Background/Aim: Autoregulation is the ability of a vascular bed to keep its blood flow stable despite changes in perfusion pressure.
While several studies have investigated choroidal blood flow (ChBF) regulation and the mechanisms behind it, only few data are available for the optic nerve head (ONH). The aim of the present project was to investigate whether the regulatory behavior of the ONH differs from that of the choroid. Further, the role of nitric oxide (NO) in ONH blood flow regulation during changes in ocular perfusion pressure (OPP) was assessed.
Material and Methods: The present project consisted of three studies in healthy volunteers.
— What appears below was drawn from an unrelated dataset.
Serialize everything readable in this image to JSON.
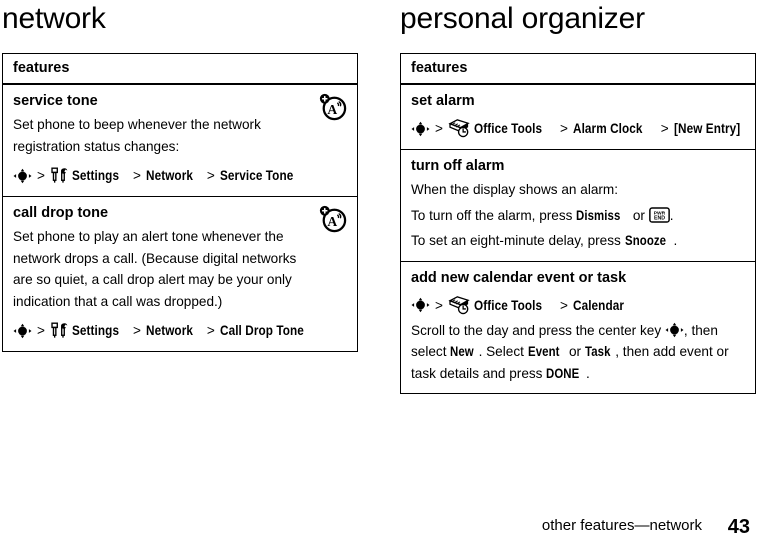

In the first study, choroidal and ONH blood flow in response to an experimental increase and decrease in OPP was compared.
In addition, two three-way crossover, double-masked, placebo controlled studies were performed in which subjects received an unspecific NO synthase (NOS) inhibitor (L-NMMA), an alpha-receptor agonist (phenylephrine) or placebo. During infusion of these substances, OPP was increased by isometric exercise in one study and in the other study OPP was decreased by an artificial increase in intraocular pressure (IOP).
In all studies, blood flow was assessed using laser Doppler flowmetry.
Results: The response in blood flow to provocation was less pronounced than the response in OPP, indicating for blood flow regulation in the choroid as well as in the ONH. ChBF regulated better than optic nerve head blood flow (p =0.023) during isometric exercise. ONH blood flow regulated better than ChBF (p = 0.001) during artificial IOP increase.
Administration of an NOS inhibitor significantly decreased ONH blood flow at rest (p < 0.01). In contrast, inhibition of NOS did not alter the pressure/flow relationship in the ONH during isometric exercise or experimental increase in IOP (p = 0.37 and p = 0.49, respectively).
Conclusion: ONH blood flow regulation is complex and differs from that of the choroid. During isometric exercise, the choroid regulates its blood flow better than the ONH while the opposite is the case during artificial increase in IOP. NO is an important regulator of basal vascular tone in the ONH. In contrast, it does not seem to be involved in the regulatory processes during experimental manipulation in OPP.